What to do: Every line of the listing is returned unchanged, and every picture is dropped.

++++++

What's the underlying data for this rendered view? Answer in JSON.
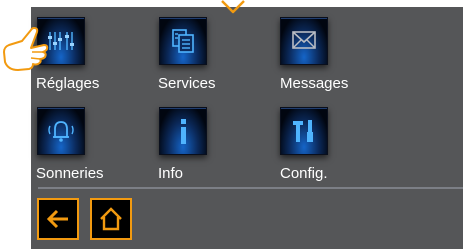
{
  "menu": {
    "items": [
      {
        "label": "Réglages",
        "icon": "sliders-icon"
      },
      {
        "label": "Services",
        "icon": "documents-icon"
      },
      {
        "label": "Messages",
        "icon": "envelope-icon"
      },
      {
        "label": "Sonneries",
        "icon": "bell-icon"
      },
      {
        "label": "Info",
        "icon": "info-icon"
      },
      {
        "label": "Config.",
        "icon": "tools-icon"
      }
    ]
  },
  "nav": {
    "back_icon": "back-arrow-icon",
    "home_icon": "home-icon"
  },
  "colors": {
    "screen_bg": "#555658",
    "accent": "#f29a10",
    "icon_blue": "#4fb4ff",
    "label_text": "#ffffff"
  }
}
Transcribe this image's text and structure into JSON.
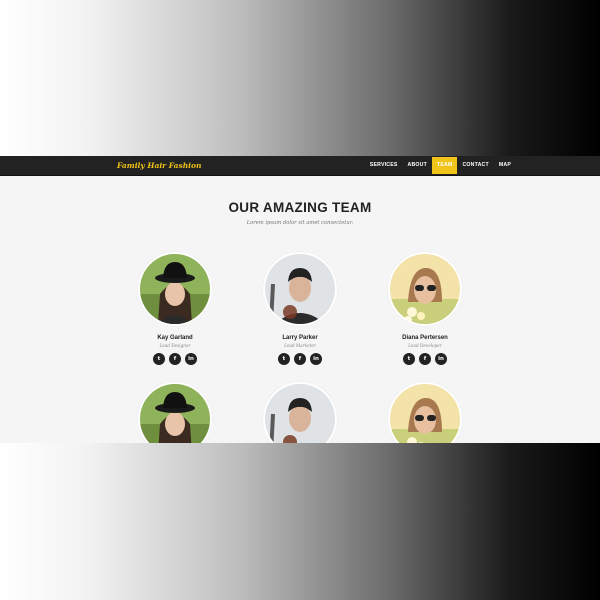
{
  "brand": "Family Hair Fashion",
  "nav": {
    "items": [
      {
        "label": "SERVICES"
      },
      {
        "label": "ABOUT"
      },
      {
        "label": "TEAM"
      },
      {
        "label": "CONTACT"
      },
      {
        "label": "MAP"
      }
    ],
    "active": "TEAM"
  },
  "team": {
    "title": "OUR AMAZING TEAM",
    "subtitle": "Lorem ipsum dolor sit amet consectetur.",
    "members": [
      {
        "name": "Kay Garland",
        "role": "Lead Designer"
      },
      {
        "name": "Larry Parker",
        "role": "Lead Marketer"
      },
      {
        "name": "Diana Pertersen",
        "role": "Lead Developer"
      }
    ],
    "social_icons": [
      "twitter-icon",
      "facebook-icon",
      "linkedin-icon"
    ],
    "social_glyphs": {
      "twitter": "t",
      "facebook": "f",
      "linkedin": "in"
    }
  },
  "colors": {
    "accent": "#f0c419",
    "navbar": "#222222",
    "page_bg": "#f5f5f5"
  }
}
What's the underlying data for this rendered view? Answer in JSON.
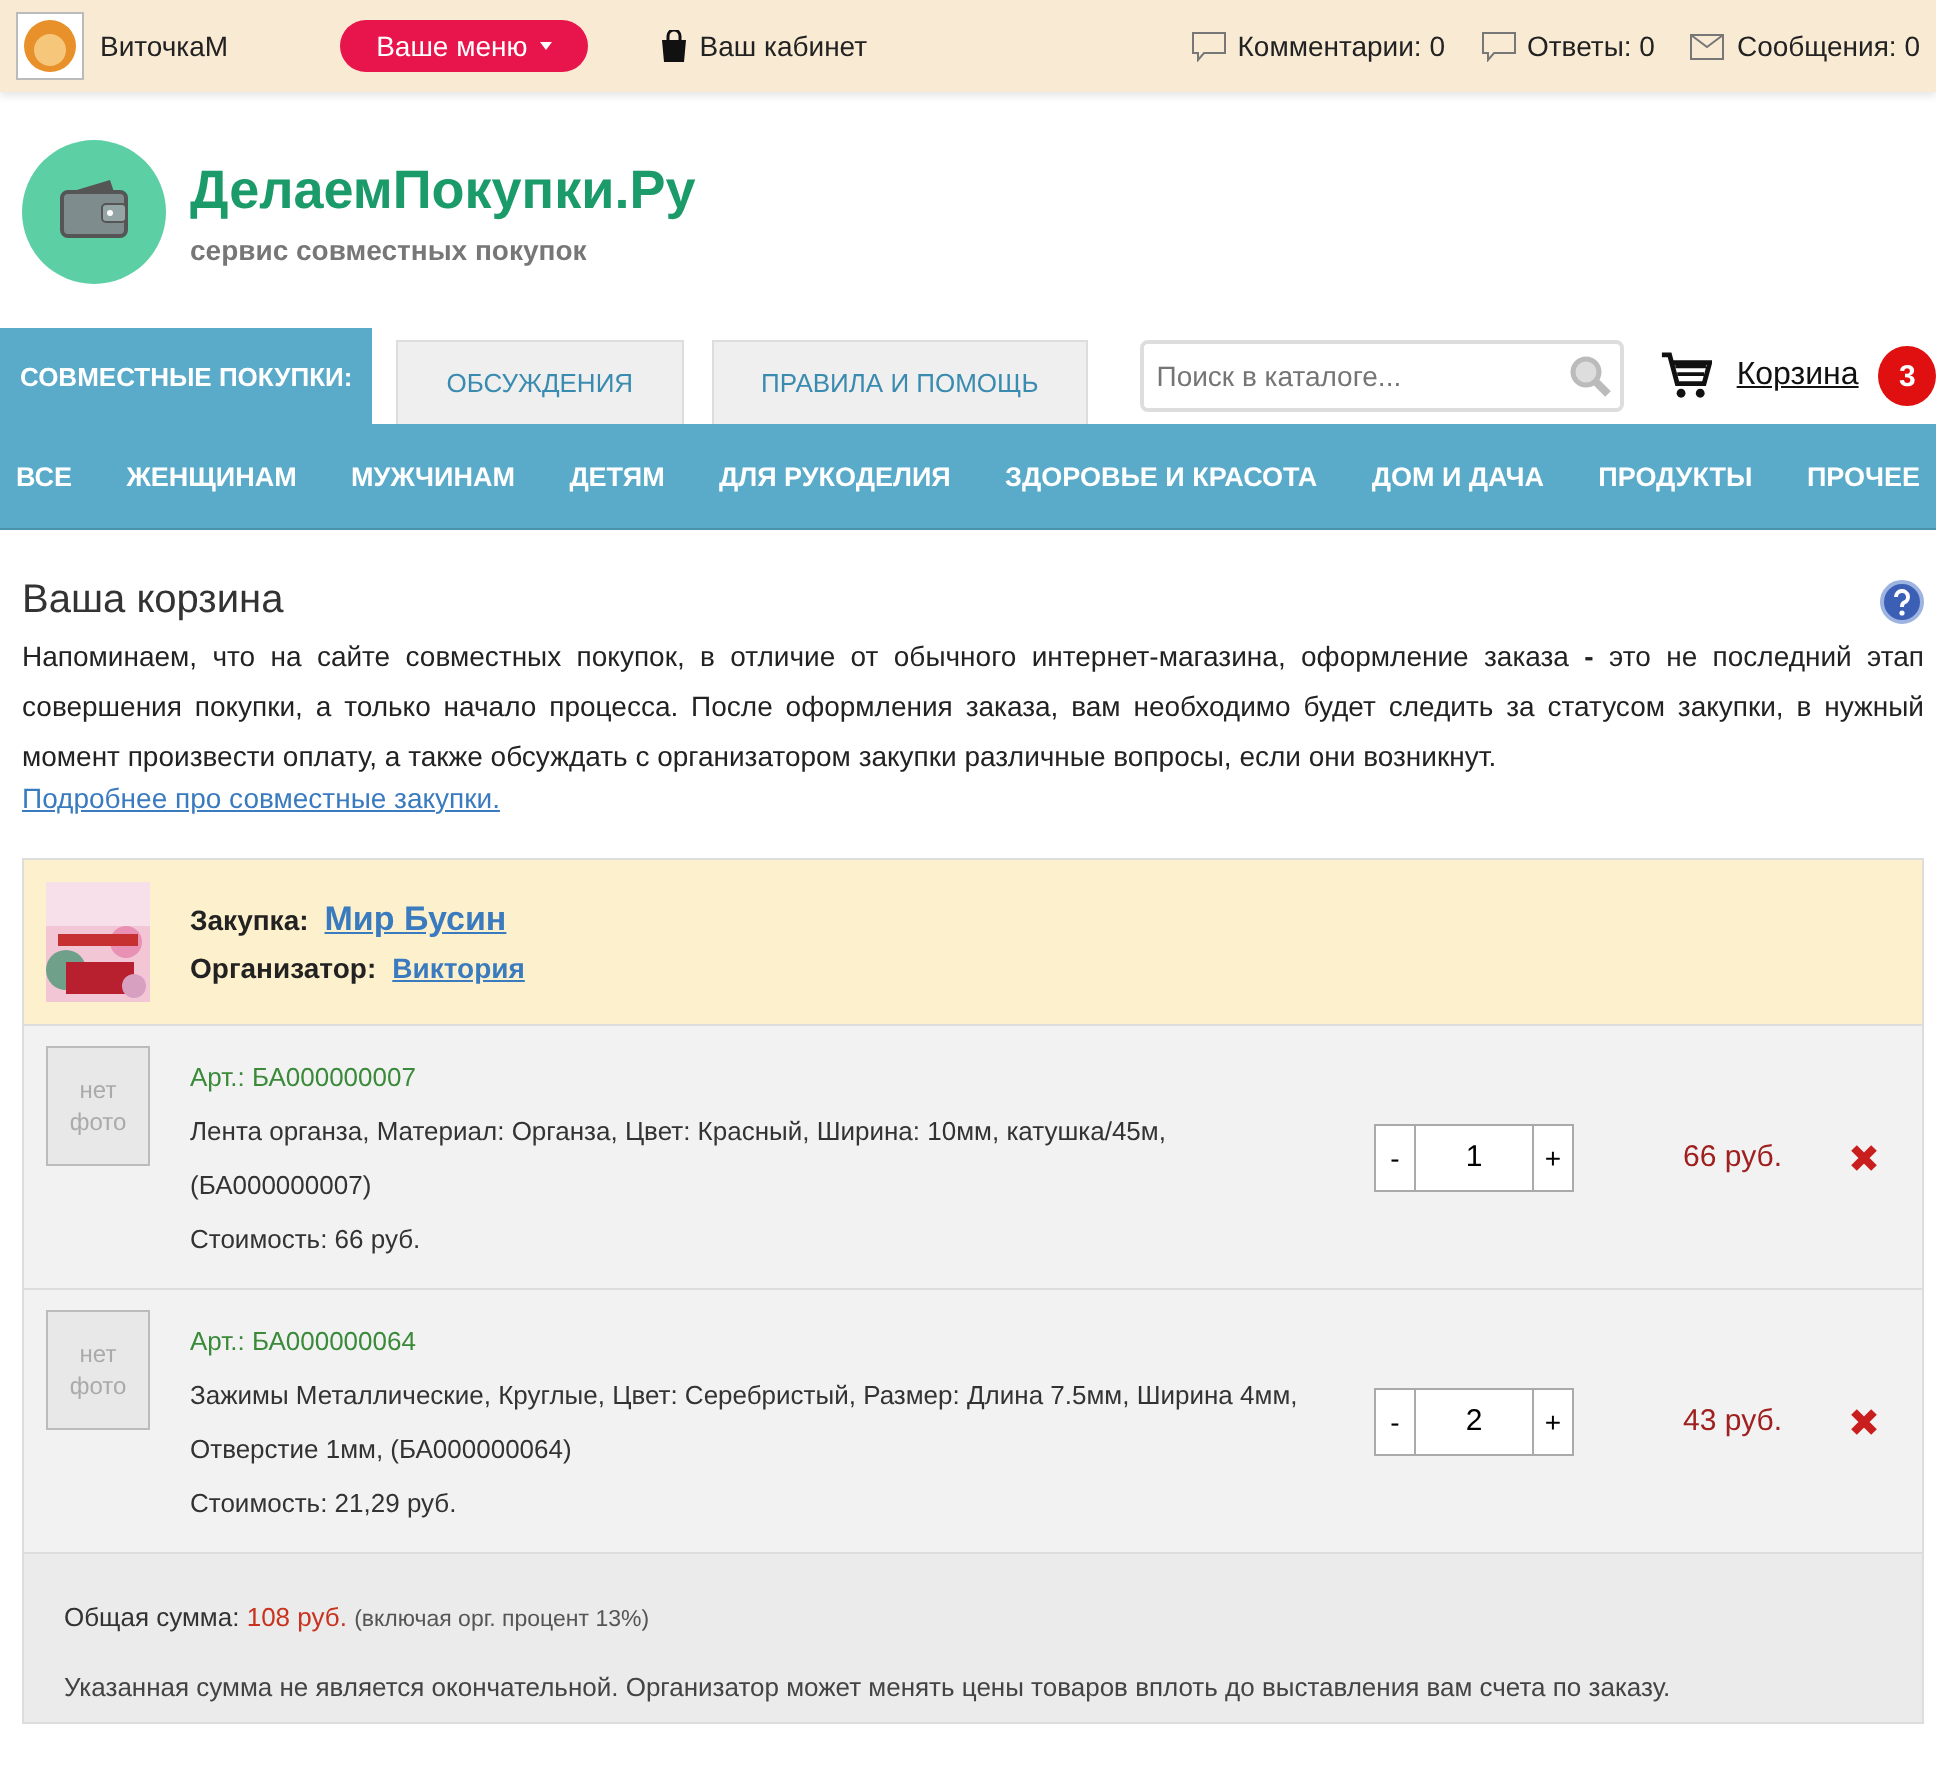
{
  "top_bar": {
    "user_name": "ВиточкаМ",
    "menu_button": "Ваше меню",
    "cabinet_link": "Ваш кабинет",
    "counters": [
      {
        "kind": "comment",
        "label": "Комментарии: 0"
      },
      {
        "kind": "comment",
        "label": "Ответы: 0"
      },
      {
        "kind": "mail",
        "label": "Сообщения: 0"
      }
    ]
  },
  "logo": {
    "title": "ДелаемПокупки.Ру",
    "subtitle": "сервис совместных покупок"
  },
  "tabs": [
    {
      "label": "СОВМЕСТНЫЕ ПОКУПКИ:",
      "selected": true
    },
    {
      "label": "ОБСУЖДЕНИЯ",
      "selected": false
    },
    {
      "label": "ПРАВИЛА И ПОМОЩЬ",
      "selected": false
    }
  ],
  "search": {
    "placeholder": "Поиск в каталоге..."
  },
  "cart": {
    "label": "Корзина",
    "count": "3"
  },
  "categories": [
    "ВСЕ",
    "ЖЕНЩИНАМ",
    "МУЖЧИНАМ",
    "ДЕТЯМ",
    "ДЛЯ РУКОДЕЛИЯ",
    "ЗДОРОВЬЕ И КРАСОТА",
    "ДОМ И ДАЧА",
    "ПРОДУКТЫ",
    "ПРОЧЕЕ"
  ],
  "page": {
    "title": "Ваша корзина",
    "intro": "Напоминаем, что на сайте совместных покупок, в отличие от обычного интернет-магазина, оформление заказа **-** это не последний этап совершения покупки, а только начало процесса. После оформления заказа, вам необходимо будет следить за статусом закупки, в нужный момент произвести оплату, а также обсуждать с организатором закупки различные вопросы, если они возникнут.",
    "more_link": "Подробнее про совместные закупки."
  },
  "purchase": {
    "label": "Закупка:",
    "name": "Мир Бусин",
    "organizer_label": "Организатор:",
    "organizer": "Виктория"
  },
  "items": [
    {
      "photo": "нет фото",
      "article": "Арт.: БА000000007",
      "description": "Лента органза, Материал: Органза, Цвет: Красный, Ширина: 10мм, катушка/45м, (БА000000007)",
      "cost": "Стоимость: 66 руб.",
      "minus": "-",
      "quantity": "1",
      "plus": "+",
      "price": "66 руб."
    },
    {
      "photo": "нет фото",
      "article": "Арт.: БА000000064",
      "description": "Зажимы Металлические, Круглые, Цвет: Серебристый, Размер: Длина 7.5мм, Ширина 4мм, Отверстие 1мм, (БА000000064)",
      "cost": "Стоимость: 21,29 руб.",
      "minus": "-",
      "quantity": "2",
      "plus": "+",
      "price": "43 руб."
    }
  ],
  "summary": {
    "label": "Общая сумма:",
    "amount": "108 руб.",
    "note": "(включая орг. процент 13%)",
    "disclaimer": "Указанная сумма не является окончательной. Организатор может менять цены товаров вплоть до выставления вам счета по заказу."
  }
}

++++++

Solution to this exercise:
What's the underlying data for this rendered view? Answer in JSON.
{
  "menu": {
    "items": [
      {
        "label": "Réglages",
        "icon": "sliders-icon"
      },
      {
        "label": "Services",
        "icon": "documents-icon"
      },
      {
        "label": "Messages",
        "icon": "envelope-icon"
      },
      {
        "label": "Sonneries",
        "icon": "bell-icon"
      },
      {
        "label": "Info",
        "icon": "info-icon"
      },
      {
        "label": "Config.",
        "icon": "tools-icon"
      }
    ]
  },
  "nav": {
    "back_icon": "back-arrow-icon",
    "home_icon": "home-icon"
  },
  "colors": {
    "screen_bg": "#555658",
    "accent": "#f29a10",
    "icon_blue": "#4fb4ff",
    "label_text": "#ffffff"
  }
}
Transcribe this image's text and structure into JSON.
{
  "brand": "Family Hair Fashion",
  "nav": {
    "items": [
      {
        "label": "SERVICES"
      },
      {
        "label": "ABOUT"
      },
      {
        "label": "TEAM"
      },
      {
        "label": "CONTACT"
      },
      {
        "label": "MAP"
      }
    ],
    "active": "TEAM"
  },
  "team": {
    "title": "OUR AMAZING TEAM",
    "subtitle": "Lorem ipsum dolor sit amet consectetur.",
    "members": [
      {
        "name": "Kay Garland",
        "role": "Lead Designer"
      },
      {
        "name": "Larry Parker",
        "role": "Lead Marketer"
      },
      {
        "name": "Diana Pertersen",
        "role": "Lead Developer"
      }
    ],
    "social_icons": [
      "twitter-icon",
      "facebook-icon",
      "linkedin-icon"
    ],
    "social_glyphs": {
      "twitter": "t",
      "facebook": "f",
      "linkedin": "in"
    }
  },
  "colors": {
    "accent": "#f0c419",
    "navbar": "#222222",
    "page_bg": "#f5f5f5"
  }
}
What's the underlying data for this rendered view? Answer in JSON.
{
  "top_bar": {
    "user_name": "ВиточкаМ",
    "menu_button": "Ваше меню",
    "cabinet_link": "Ваш кабинет",
    "counters": [
      {
        "kind": "comment",
        "label": "Комментарии: 0"
      },
      {
        "kind": "comment",
        "label": "Ответы: 0"
      },
      {
        "kind": "mail",
        "label": "Сообщения: 0"
      }
    ]
  },
  "logo": {
    "title": "ДелаемПокупки.Ру",
    "subtitle": "сервис совместных покупок"
  },
  "tabs": [
    {
      "label": "СОВМЕСТНЫЕ ПОКУПКИ:",
      "selected": true
    },
    {
      "label": "ОБСУЖДЕНИЯ",
      "selected": false
    },
    {
      "label": "ПРАВИЛА И ПОМОЩЬ",
      "selected": false
    }
  ],
  "search": {
    "placeholder": "Поиск в каталоге..."
  },
  "cart": {
    "label": "Корзина",
    "count": "3"
  },
  "categories": [
    "ВСЕ",
    "ЖЕНЩИНАМ",
    "МУЖЧИНАМ",
    "ДЕТЯМ",
    "ДЛЯ РУКОДЕЛИЯ",
    "ЗДОРОВЬЕ И КРАСОТА",
    "ДОМ И ДАЧА",
    "ПРОДУКТЫ",
    "ПРОЧЕЕ"
  ],
  "page": {
    "title": "Ваша корзина",
    "intro": "Напоминаем, что на сайте совместных покупок, в отличие от обычного интернет-магазина, оформление заказа **-** это не последний этап совершения покупки, а только начало процесса. После оформления заказа, вам необходимо будет следить за статусом закупки, в нужный момент произвести оплату, а также обсуждать с организатором закупки различные вопросы, если они возникнут.",
    "more_link": "Подробнее про совместные закупки."
  },
  "purchase": {
    "label": "Закупка:",
    "name": "Мир Бусин",
    "organizer_label": "Организатор:",
    "organizer": "Виктория"
  },
  "items": [
    {
      "photo": "нет фото",
      "article": "Арт.: БА000000007",
      "description": "Лента органза, Материал: Органза, Цвет: Красный, Ширина: 10мм, катушка/45м, (БА000000007)",
      "cost": "Стоимость: 66 руб.",
      "minus": "-",
      "quantity": "1",
      "plus": "+",
      "price": "66 руб."
    },
    {
      "photo": "нет фото",
      "article": "Арт.: БА000000064",
      "description": "Зажимы Металлические, Круглые, Цвет: Серебристый, Размер: Длина 7.5мм, Ширина 4мм, Отверстие 1мм, (БА000000064)",
      "cost": "Стоимость: 21,29 руб.",
      "minus": "-",
      "quantity": "2",
      "plus": "+",
      "price": "43 руб."
    }
  ],
  "summary": {
    "label": "Общая сумма:",
    "amount": "108 руб.",
    "note": "(включая орг. процент 13%)",
    "disclaimer": "Указанная сумма не является окончательной. Организатор может менять цены товаров вплоть до выставления вам счета по заказу."
  }
}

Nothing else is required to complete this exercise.